# Task objective:
Go through the lines below. Copy those with "endingit".

# Supplied material:
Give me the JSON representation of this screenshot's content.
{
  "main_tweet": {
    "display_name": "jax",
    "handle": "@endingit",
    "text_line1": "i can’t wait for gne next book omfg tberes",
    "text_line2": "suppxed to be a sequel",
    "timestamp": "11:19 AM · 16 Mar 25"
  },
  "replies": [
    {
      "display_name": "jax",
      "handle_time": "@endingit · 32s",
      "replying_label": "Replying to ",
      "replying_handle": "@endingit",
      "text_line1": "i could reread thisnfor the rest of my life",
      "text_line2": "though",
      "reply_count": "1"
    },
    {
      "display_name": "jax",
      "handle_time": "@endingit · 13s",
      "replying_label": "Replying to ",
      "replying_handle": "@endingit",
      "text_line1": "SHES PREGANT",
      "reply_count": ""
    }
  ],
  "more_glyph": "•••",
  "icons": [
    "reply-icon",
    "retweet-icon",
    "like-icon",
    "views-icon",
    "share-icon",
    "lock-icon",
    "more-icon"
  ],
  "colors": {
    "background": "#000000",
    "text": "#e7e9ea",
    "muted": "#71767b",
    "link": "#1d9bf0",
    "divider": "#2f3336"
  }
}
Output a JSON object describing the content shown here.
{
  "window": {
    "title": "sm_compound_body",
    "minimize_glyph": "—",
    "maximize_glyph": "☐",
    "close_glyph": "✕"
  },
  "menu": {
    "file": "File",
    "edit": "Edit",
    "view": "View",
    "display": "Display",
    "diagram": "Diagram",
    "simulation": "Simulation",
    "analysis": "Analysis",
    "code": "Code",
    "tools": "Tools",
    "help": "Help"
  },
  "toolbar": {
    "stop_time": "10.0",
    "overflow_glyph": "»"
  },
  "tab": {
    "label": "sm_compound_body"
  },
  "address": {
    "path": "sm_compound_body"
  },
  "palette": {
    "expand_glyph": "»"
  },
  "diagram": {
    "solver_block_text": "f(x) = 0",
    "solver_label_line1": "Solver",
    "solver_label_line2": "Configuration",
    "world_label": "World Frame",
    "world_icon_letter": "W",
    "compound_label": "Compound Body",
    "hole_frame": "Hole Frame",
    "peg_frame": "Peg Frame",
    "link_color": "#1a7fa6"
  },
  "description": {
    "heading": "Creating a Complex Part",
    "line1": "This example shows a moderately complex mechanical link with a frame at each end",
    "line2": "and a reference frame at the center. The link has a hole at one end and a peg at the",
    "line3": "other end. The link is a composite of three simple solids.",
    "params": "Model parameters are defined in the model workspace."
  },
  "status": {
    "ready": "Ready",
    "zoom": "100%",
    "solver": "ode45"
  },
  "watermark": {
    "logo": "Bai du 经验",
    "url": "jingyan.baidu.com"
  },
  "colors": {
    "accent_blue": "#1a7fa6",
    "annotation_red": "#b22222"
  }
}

# Exercise solution:
    "handle": "@endingit",
      "handle_time": "@endingit · 32s",
      "replying_handle": "@endingit",
      "handle_time": "@endingit · 13s",
      "replying_handle": "@endingit",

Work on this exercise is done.